In meteorology, winds are often referred to according to their strength, and the direction from which the wind is blowing. Short bursts of high-speed wind are termed gusts. Strong winds of intermediate duration around one minute, are termed squalls. Long-duration winds have various names associated with their average strength, such as breeze, gale, storm, and hurricane.
1. Planetary Winds:Planetary winds comprise winds distributed throughout the lower atmosphere. The winds blow regularly throughout the year confined within latitudinal belts, mainly in north-east and south-east directions or from high-pressure polar-regions to low-pressure regions.
2. Trade Winds: These are extremely steady winds blowing from sub-tropical high pressure areas (30°N and S) towards the equatorial low pressure belt. These winds should have blown from the north to south in Northern Hemisphere and south to north in Southern Hemisphere, but, they get deflected to the right in Northern Hemisphere and to the left in Southern Hemisphere due to Coriolis effect and Ferrel’s law. Thus, they blow as north eastern trades in Northern Hemisphere and south eastern trades in Southern Hemisphere.
They are also known as tropical easterlies, and they blow steadily in the same direction. They are noted for consistency in both force and direction.
3. The Westerlies: The Westerlies are the winds in the middle latitudes in the ranges of 35 to 65 degrees. These winds blow from the west to the east and determine the travelling directions of extra tropical cyclones in a similar direction. The winds are mainly from the northwest in the Southern Hemisphere and southwest in the Northern Hemisphere.
4. Periodic Winds: Periodic winds change their direction periodically with the change in season, e.g., Monsoons, Land and Sea Breezes, Mountain and Valley Breezes.

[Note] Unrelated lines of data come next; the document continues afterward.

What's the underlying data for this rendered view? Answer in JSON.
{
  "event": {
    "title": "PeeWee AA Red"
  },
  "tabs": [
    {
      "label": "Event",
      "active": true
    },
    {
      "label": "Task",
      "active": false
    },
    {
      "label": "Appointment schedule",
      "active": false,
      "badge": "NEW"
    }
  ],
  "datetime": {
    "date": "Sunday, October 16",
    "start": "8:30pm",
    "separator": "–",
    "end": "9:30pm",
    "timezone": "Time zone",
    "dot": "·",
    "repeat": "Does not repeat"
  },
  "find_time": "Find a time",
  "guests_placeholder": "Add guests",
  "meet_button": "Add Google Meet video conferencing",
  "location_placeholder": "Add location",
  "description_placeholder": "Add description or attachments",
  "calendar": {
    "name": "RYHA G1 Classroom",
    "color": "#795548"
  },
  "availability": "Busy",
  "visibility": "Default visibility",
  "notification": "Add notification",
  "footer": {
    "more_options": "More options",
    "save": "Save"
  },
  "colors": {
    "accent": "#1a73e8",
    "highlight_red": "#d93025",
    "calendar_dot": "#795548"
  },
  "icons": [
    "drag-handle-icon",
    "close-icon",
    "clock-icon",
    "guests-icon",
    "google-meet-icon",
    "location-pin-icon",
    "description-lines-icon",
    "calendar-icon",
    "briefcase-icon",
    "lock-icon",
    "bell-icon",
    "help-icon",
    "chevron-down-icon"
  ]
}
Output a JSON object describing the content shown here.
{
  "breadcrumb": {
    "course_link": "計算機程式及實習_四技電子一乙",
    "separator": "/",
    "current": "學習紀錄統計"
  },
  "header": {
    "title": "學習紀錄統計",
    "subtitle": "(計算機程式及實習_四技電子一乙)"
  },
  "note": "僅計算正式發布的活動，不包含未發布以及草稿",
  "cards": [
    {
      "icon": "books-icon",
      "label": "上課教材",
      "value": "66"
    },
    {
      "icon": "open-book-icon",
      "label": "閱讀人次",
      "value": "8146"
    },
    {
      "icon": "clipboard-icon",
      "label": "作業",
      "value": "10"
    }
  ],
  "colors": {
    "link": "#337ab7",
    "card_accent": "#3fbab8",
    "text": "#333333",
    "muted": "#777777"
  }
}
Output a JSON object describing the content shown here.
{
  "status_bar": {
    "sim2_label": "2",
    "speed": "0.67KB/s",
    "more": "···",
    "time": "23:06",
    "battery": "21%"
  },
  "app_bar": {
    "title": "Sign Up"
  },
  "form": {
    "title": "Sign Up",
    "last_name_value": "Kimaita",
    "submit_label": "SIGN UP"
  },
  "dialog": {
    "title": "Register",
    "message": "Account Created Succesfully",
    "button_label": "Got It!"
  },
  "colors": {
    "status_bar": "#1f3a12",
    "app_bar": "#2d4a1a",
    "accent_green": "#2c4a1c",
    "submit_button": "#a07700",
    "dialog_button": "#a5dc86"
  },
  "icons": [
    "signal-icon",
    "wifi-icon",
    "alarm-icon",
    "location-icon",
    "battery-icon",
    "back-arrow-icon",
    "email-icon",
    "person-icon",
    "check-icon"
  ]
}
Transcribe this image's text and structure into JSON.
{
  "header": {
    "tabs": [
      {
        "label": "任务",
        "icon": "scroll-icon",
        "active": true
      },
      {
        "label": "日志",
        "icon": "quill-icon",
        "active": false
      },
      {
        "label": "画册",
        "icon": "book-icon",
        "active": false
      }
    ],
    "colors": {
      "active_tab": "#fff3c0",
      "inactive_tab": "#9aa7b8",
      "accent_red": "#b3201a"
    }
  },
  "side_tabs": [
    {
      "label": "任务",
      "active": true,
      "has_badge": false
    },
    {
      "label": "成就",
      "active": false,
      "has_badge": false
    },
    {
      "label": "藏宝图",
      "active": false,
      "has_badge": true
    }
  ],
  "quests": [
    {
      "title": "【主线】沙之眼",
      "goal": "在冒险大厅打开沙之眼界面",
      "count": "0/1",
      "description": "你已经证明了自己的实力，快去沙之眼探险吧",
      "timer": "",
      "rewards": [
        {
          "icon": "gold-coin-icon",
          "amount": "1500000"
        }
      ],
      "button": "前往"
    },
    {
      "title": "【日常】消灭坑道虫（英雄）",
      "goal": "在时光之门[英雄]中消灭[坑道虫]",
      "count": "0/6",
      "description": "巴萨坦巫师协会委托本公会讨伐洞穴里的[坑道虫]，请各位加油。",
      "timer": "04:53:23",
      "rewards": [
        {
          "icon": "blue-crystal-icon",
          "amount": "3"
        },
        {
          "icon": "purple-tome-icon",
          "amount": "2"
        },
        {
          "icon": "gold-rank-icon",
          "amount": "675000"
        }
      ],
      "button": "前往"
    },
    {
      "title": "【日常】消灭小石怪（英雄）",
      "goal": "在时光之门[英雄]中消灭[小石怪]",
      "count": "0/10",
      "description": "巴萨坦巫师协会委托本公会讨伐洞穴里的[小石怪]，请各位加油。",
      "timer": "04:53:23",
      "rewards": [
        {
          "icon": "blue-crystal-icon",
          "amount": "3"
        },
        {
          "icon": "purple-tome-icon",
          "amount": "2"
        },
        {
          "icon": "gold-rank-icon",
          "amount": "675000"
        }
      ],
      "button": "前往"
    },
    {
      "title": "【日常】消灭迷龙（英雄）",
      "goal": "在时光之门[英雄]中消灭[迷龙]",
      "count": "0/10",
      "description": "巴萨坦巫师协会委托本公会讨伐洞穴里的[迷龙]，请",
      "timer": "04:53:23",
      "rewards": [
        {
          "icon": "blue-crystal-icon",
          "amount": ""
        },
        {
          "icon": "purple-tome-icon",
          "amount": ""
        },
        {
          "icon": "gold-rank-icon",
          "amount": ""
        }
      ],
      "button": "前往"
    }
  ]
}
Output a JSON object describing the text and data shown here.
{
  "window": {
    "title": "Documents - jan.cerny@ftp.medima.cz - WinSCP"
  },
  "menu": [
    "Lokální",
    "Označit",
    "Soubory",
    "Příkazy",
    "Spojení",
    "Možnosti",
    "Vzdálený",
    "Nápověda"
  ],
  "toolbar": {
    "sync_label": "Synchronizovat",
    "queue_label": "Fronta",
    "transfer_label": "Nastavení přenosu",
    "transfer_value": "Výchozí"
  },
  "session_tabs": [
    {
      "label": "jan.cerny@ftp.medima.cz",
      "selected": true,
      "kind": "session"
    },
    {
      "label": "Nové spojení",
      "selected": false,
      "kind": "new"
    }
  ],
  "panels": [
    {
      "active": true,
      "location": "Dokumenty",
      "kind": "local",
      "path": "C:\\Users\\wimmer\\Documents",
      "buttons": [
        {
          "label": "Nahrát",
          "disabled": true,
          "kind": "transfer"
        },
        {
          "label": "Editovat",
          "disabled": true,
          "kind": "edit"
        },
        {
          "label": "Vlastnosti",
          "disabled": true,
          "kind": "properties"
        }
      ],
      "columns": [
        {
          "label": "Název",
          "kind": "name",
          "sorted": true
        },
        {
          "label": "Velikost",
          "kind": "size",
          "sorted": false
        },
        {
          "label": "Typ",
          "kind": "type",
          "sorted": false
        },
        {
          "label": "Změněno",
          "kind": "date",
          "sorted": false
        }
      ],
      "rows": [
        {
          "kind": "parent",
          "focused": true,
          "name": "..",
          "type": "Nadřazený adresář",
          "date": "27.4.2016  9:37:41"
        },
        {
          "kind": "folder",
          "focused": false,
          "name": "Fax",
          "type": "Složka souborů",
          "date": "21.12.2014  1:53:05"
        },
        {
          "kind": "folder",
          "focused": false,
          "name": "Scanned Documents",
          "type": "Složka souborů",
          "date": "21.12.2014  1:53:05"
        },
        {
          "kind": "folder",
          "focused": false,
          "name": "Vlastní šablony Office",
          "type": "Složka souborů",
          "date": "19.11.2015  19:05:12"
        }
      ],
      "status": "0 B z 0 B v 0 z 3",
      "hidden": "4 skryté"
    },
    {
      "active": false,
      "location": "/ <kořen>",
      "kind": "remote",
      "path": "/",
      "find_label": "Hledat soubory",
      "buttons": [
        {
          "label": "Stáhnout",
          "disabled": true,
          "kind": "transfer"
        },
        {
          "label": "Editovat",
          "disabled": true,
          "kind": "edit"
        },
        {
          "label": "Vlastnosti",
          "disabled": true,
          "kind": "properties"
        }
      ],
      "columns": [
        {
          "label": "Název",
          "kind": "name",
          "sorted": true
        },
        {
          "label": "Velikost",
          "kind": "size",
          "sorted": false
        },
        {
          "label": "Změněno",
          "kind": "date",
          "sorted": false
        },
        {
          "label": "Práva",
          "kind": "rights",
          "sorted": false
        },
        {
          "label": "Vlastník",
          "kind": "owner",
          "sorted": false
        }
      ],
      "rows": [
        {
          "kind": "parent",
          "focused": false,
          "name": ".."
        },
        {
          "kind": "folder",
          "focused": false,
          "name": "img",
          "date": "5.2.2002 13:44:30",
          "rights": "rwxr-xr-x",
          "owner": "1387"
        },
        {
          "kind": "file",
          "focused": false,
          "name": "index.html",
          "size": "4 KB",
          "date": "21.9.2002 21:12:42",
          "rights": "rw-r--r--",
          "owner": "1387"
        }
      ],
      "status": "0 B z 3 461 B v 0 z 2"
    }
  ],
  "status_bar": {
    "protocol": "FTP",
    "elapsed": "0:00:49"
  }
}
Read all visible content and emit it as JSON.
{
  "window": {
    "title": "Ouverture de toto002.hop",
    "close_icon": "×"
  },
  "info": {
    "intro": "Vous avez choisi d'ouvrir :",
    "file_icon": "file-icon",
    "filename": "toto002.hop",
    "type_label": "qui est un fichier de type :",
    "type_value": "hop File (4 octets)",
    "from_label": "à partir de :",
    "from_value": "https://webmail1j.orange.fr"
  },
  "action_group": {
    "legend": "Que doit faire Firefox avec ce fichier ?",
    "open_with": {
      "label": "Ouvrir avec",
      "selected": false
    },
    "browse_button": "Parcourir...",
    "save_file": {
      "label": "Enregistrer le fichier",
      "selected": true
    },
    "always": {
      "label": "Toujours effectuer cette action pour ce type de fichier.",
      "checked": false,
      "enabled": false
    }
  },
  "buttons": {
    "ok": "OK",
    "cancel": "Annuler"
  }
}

- Monsoon Winds: These winds are seasonal winds and refer to wind systems that have a pronounced, seasonal reversal of direction. According to ‘Flohn’, monsoon is a seasonal modification of general Planetary Wind System. Summer monsoon is called South Westerly Wind and is characterized by highly variable weather with frequent spells of drought and heavy rains. The winter monsoon is a gentle drift of air in which winds blow from the north-east and is known as North Easterly Wind.
- Land Breeze: At night, land masses cool quicker than sea due to rapid radiation which results in high pressure over land and low pressure over sea. And in calm, cloudless weather, air blows from land to sea. This breeze carries no moisture and is little warm and dry.
- Sea Breeze: In day time, the land being hotter than the sea develops low air pressure and the sea being cool develops high pressure. The air over land rises and is replaced by a cool breeze known as Sea Breeze from the sea, carrying some moisture.
- Mountain and Valley Breezes: A diurnal wind occurs in mountainous regions which are similar to Land and Sea Breezes. During the day the slopes of mountains are hot and air from valley flows up the slopes. This is known as “Valley Breeze”. After sunset the pattern is reversed and cold air slides from mountain to valley and is called “mountain breeze”.
5. Local Winds:The local difference in temperature and pressure causes local winds. It is of four types: hot, cold, convectional and slope.